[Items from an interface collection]
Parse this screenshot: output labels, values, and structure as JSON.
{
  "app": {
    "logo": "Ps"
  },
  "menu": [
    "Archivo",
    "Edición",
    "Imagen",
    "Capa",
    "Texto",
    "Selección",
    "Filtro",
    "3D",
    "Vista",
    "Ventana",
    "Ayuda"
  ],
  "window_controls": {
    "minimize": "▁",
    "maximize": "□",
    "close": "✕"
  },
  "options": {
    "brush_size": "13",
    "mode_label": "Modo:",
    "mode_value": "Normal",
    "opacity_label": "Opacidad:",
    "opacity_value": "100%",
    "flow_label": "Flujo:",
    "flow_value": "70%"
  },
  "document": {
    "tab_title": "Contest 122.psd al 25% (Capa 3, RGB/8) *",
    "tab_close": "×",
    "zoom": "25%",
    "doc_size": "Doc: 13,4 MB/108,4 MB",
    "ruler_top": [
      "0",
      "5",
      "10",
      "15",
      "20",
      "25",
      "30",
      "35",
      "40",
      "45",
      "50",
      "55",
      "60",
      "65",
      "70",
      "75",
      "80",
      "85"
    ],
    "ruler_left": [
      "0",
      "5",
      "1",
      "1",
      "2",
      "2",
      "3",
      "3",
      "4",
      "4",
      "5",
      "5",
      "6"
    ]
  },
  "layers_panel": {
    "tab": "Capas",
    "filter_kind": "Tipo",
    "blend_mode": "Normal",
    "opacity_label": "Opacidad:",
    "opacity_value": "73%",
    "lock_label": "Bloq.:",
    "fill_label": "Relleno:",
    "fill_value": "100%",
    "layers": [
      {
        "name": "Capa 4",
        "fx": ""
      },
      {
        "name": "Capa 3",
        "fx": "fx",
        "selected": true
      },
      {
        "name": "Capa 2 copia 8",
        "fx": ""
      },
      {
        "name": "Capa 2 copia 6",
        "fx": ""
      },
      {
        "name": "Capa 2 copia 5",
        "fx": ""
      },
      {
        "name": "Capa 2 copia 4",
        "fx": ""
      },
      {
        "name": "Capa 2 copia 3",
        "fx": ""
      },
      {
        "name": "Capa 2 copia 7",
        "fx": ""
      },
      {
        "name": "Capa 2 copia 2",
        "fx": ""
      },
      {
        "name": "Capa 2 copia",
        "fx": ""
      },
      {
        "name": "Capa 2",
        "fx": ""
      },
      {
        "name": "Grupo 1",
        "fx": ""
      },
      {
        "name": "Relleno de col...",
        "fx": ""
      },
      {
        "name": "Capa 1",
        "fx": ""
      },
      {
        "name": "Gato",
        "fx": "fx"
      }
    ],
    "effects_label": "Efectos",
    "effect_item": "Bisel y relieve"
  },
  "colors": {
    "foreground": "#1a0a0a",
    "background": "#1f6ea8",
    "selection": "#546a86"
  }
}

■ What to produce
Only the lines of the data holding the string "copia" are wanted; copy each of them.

■ Answer to the problem
        "name": "Capa 2 copia 8",
        "name": "Capa 2 copia 6",
        "name": "Capa 2 copia 5",
        "name": "Capa 2 copia 4",
        "name": "Capa 2 copia 3",
        "name": "Capa 2 copia 7",
        "name": "Capa 2 copia 2",
        "name": "Capa 2 copia",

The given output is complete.